Defining Offender

For a person to be counted as an ‘offender’ they must be attempting to somehow escape the law, but this has a slightly broad definition. Someone is considered an offender if they:

  • Are covering up a recent crime
  • Are escaping punishment for a crime
  • Have a warrant out for their arrest or have escaped from detention
  • Are parolees or on supervised release and are avoiding detection

Helping and Concealing

In an ideal world for the police, every non-criminal citizen is ultimately helpful and truthful and personal feelings don’t get in the way of good, clean justice. However, they understand that everyone, including criminals and suspects, have loved ones who want to protect them so they are very clear about how ‘aiding’ is defined.

First, they ask that you don’t “harbor, conceal, aid, or assist by word or act”. Mostly they mean hiding and lying for an offender. Usually, they won’t prosecute if they find the fugitive eating a sandwich in their mother’s house, but the definition can stretch that far if they feel that their target has been effectively hiding.

Second, you have to know or have reason to know that the person has committed a crime. This clause has two directions. It can, on one side, protect people who were completely unaware of a crime or the police’s intent to apprehend the offender. On the other side, it allows the police to argue when someone has been wilfully ignorant about obvious signs of a crime or a knowledge of the pursuit.

Finally, the person charged with aiding must have understood the validity of the crime “under the laws of this or another state or of the United States”, which protects tourists with no knowledge of local laws while holding locals responsible for knowing the state laws.

 – Consequences

If you’re caught up in a criminal case, don’t believe anyone who tells you things that are contrary to the law. In Minnesota aiding an offender can result in no more than three years of imprisonment or $5,000 in fines, or both at once if the relevant crime was a felony. However, multiple charges and stacked sentencing are possible.

Obstructing Investigation

The police are willing to be understanding about concealing a loved one who is afraid of arrest, but they take special exception to being lied to and count it among the higher levels of ‘aiding’ with a much higher potential set of consequences. Those charged with obstructing investigation are considered accomplices after the fact.

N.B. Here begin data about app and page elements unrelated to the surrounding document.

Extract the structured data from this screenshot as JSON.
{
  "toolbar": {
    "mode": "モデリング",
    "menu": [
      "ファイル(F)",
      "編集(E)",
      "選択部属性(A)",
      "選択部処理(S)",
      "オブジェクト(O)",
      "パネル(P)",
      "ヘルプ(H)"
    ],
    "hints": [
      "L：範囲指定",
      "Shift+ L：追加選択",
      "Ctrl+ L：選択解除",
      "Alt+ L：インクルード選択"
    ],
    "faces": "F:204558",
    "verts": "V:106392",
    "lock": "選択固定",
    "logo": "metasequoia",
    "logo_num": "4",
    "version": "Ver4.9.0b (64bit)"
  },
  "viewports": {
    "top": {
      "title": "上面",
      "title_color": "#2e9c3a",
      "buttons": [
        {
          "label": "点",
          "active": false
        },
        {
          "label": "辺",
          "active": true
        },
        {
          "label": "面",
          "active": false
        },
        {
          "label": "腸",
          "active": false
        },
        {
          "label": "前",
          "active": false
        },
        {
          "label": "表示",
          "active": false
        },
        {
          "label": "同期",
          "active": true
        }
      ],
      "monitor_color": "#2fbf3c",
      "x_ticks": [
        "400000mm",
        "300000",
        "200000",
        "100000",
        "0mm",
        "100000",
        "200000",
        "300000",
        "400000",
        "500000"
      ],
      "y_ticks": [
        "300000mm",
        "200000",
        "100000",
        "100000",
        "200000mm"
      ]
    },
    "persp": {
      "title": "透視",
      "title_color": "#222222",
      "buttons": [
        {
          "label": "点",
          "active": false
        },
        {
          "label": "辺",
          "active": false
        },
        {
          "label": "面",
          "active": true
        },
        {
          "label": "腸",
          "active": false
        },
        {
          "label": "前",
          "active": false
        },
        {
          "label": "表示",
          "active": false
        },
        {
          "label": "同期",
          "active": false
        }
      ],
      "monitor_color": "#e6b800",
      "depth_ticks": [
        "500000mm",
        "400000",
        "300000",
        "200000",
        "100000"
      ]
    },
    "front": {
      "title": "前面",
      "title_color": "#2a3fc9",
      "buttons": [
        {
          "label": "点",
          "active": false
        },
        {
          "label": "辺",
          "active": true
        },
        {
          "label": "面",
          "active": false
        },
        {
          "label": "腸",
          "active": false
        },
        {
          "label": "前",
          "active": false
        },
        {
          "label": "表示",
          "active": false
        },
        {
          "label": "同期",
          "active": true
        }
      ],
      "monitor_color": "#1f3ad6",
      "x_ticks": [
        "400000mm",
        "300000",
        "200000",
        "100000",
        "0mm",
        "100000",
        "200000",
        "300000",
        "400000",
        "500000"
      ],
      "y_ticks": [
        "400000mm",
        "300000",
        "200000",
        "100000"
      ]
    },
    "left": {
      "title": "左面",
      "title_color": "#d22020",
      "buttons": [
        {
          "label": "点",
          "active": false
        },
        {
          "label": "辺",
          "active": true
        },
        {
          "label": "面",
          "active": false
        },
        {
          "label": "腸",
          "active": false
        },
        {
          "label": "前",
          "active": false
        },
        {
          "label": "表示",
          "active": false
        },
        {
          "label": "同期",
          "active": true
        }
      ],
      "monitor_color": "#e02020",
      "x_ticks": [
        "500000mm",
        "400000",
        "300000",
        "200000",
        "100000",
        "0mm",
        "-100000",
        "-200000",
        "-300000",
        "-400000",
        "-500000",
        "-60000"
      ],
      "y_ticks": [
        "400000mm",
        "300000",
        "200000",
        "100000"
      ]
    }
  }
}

The Minnesota statutes define obstructing investigation as:

  • Destroying or concealing evidence
  • Providing false or misleading information
  • Receiving proceeds from the crime (money, property, etc.)
  • Otherwise obstructing investigation or prosecution

 – Consequences

As an accomplice, you could face up to half the statutory maximum prison time and half the maximum fine for the crime of the offender. When considering how serious this is, obviously the crime in question should be examined.

Aiding with Responsibility

The final form of aiding is one of taking responsibility for the crime committed. If you confess to or the police discover that you orchestrated or otherwise took primary responsibility for a crime, either they will charge you with the first crime or for aiding with responsibility.

 – Consequences

Aiding with responsibility is a separate charge from the original crime, which you can also be charged with. As long as you are only tried for orchestrating, but not the crime itself, you face half the maximum imprisonment time and half the maximum fines. If the offender was a child, the crime will be treated as if they were an adult for the sake of aiding charges.

The system is set up so that, for the most part, punishments for aiding are proportional with the severity of crime they impeded the investigation of. If you or someone you know is facing charges of aiding an offender and would like more information, please contact us today.

The information presented in this article is not considered legal advice. Please contact our law office to speak to an attorney about your case.